By Gordon Corera
BBC security correspondent
In recent years, the notion of al-Qaeda as a decentralised organisation - a group that inspires attacks rather than organising and planning them itself - has gained common currency.
Security officials believe the al-Qaeda leadership has regrouped
But now senior counter-terrorist officials have told the BBC that they have seen evidence that this is no longer the case and that the threat has evolved.
It is believed that al-Qaeda has in fact regrouped in the Pakistan-Afghanistan border region and now poses a more direct threat, particularly to the UK.
Its communication channels and training facilities, which were heavily disrupted after the fall of the Taleban in Afghanistan, have been rebuilt and it is once more able to recruit members, communicate internationally and direct attacks.
Officials also believe that the close connections between communities in the UK and Pakistan mean that even though al-Qaeda would also like to attack the United States and other countries, the UK is likely to be the primary target because of the volume of travel and contact between the two countries.
New recruits are carefully selected and go through a process of indoctrination
There were 400,000 visits by UK residents to Pakistan in 2004 and a very small number of those are thought to have involved trips to training camps linked to al-Qaeda.

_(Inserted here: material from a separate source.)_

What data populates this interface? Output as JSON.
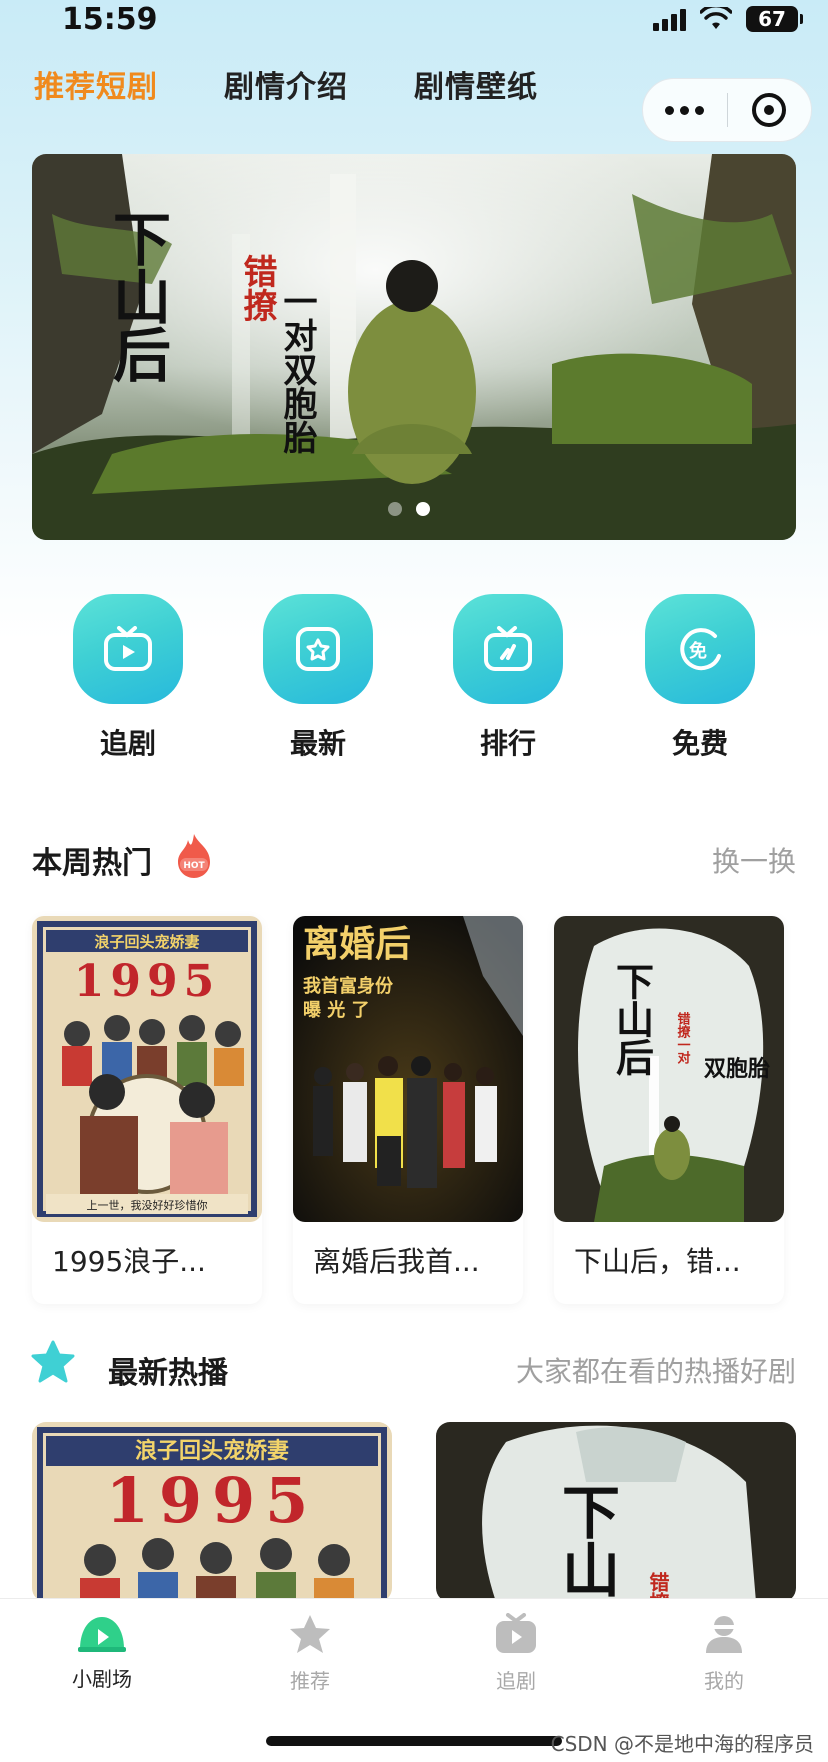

New recruits are carefully selected and go through a process of indoctrination.
They go on to form organised, self-contained cells which bear some similarities in their structure to those formed by the Provisional IRA in the past.
What concerns the authorities is the ease with which those who either drop out or are arrested can be replaced by other willing recruits
Different individuals will have different functions, often with one person acting as an overall leader and another in charge of getting hold of weapons or bomb-making.
In addition, there will be a number of foot-soldiers.
What concerns the authorities is the ease with which those who either drop out or are arrested can be replaced by other willing recruits.
The cat and mouse game between the authorities and these groups is also becoming increasingly complex.
The cells are increasingly aware of the attempts by authorities to conduct surveillance activity and are becoming increasingly sophisticated in their attempts to evade eavesdropping.
This often involves conducting conversations in public spaces and other methods, again used by Irish Republican groups in the past.
Both the volume of activity and its increased sophistication has made officials worry that the 7/7 bombings last year may simply have been the start of what could be a prolonged campaign.